--- Data supplied ---

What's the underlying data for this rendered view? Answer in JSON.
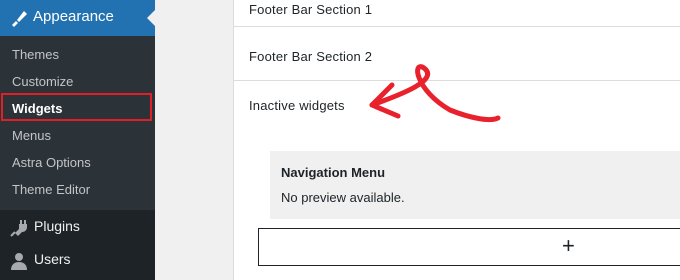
{
  "sidebar": {
    "appearance_label": "Appearance",
    "sub_items": [
      "Themes",
      "Customize",
      "Widgets",
      "Menus",
      "Astra Options",
      "Theme Editor"
    ],
    "current_item": "Widgets",
    "plugins_label": "Plugins",
    "users_label": "Users"
  },
  "main": {
    "sections": [
      "Footer Bar Section 1",
      "Footer Bar Section 2",
      "Inactive widgets"
    ],
    "widget": {
      "title": "Navigation Menu",
      "description": "No preview available."
    },
    "add_button_label": "+"
  },
  "colors": {
    "accent": "#2271b1",
    "highlight": "#e01f26",
    "annotation_arrow": "#e8212d"
  },
  "icons": [
    "brush-icon",
    "plug-icon",
    "user-icon",
    "plus-icon"
  ]
}
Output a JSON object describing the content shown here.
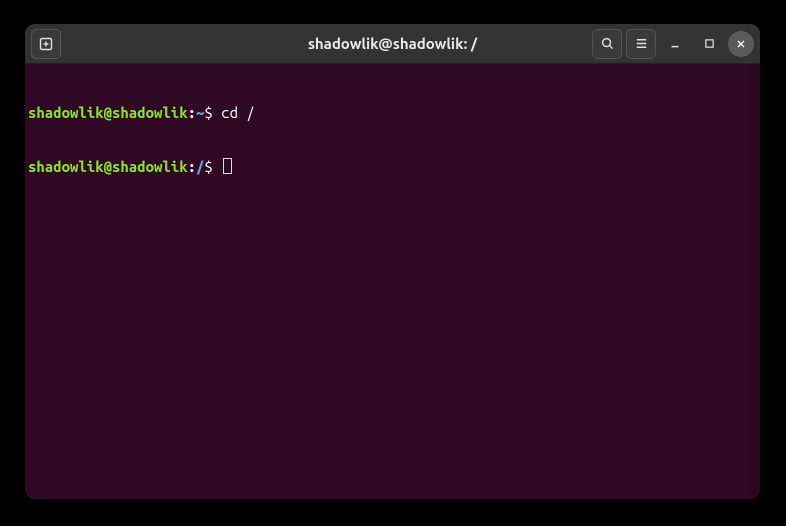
{
  "titlebar": {
    "newtab_icon": "new-tab-icon",
    "title": "shadowlik@shadowlik: /",
    "search_icon": "search-icon",
    "menu_icon": "hamburger-menu-icon",
    "minimize_icon": "minimize-icon",
    "maximize_icon": "maximize-icon",
    "close_icon": "close-icon"
  },
  "terminal": {
    "lines": [
      {
        "user": "shadowlik@shadowlik",
        "colon": ":",
        "path": "~",
        "prompt": "$ ",
        "command": "cd /"
      },
      {
        "user": "shadowlik@shadowlik",
        "colon": ":",
        "path": "/",
        "prompt": "$ ",
        "command": "",
        "cursor": true
      }
    ]
  },
  "colors": {
    "terminal_bg": "#300a24",
    "prompt_user": "#8ae234",
    "prompt_path": "#729fcf",
    "text": "#ffffff"
  }
}
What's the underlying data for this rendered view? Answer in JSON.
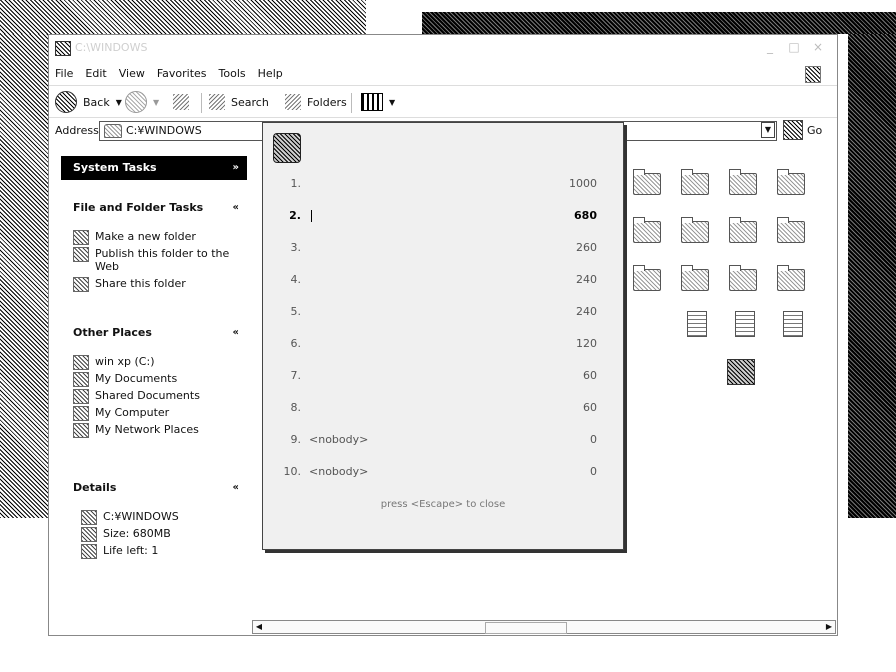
{
  "window": {
    "title": "C:\\WINDOWS"
  },
  "menu": [
    "File",
    "Edit",
    "View",
    "Favorites",
    "Tools",
    "Help"
  ],
  "toolbar": {
    "back": "Back",
    "search": "Search",
    "folders": "Folders"
  },
  "address": {
    "label": "Address",
    "value": "C:¥WINDOWS",
    "go": "Go"
  },
  "sidebar": {
    "system_tasks": {
      "title": "System Tasks",
      "chevron": "»"
    },
    "file_tasks": {
      "title": "File and Folder Tasks",
      "chevron": "«",
      "items": [
        "Make a new folder",
        "Publish this folder to the Web",
        "Share this folder"
      ]
    },
    "other_places": {
      "title": "Other Places",
      "chevron": "«",
      "items": [
        "win xp (C:)",
        "My Documents",
        "Shared Documents",
        "My Computer",
        "My Network Places"
      ]
    },
    "details": {
      "title": "Details",
      "chevron": "«",
      "items": [
        "C:¥WINDOWS",
        "Size: 680MB",
        "Life left: 1"
      ]
    }
  },
  "scores": {
    "rows": [
      {
        "rank": "1.",
        "name": "",
        "value": "1000"
      },
      {
        "rank": "2.",
        "name": "",
        "value": "680",
        "highlight": true
      },
      {
        "rank": "3.",
        "name": "",
        "value": "260"
      },
      {
        "rank": "4.",
        "name": "",
        "value": "240"
      },
      {
        "rank": "5.",
        "name": "",
        "value": "240"
      },
      {
        "rank": "6.",
        "name": "",
        "value": "120"
      },
      {
        "rank": "7.",
        "name": "",
        "value": "60"
      },
      {
        "rank": "8.",
        "name": "",
        "value": "60"
      },
      {
        "rank": "9.",
        "name": "<nobody>",
        "value": "0"
      },
      {
        "rank": "10.",
        "name": "<nobody>",
        "value": "0"
      }
    ],
    "hint": "press <Escape> to close"
  }
}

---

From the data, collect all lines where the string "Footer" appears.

● **Reply**
      "Footer Bar Section 1",
      "Footer Bar Section 2",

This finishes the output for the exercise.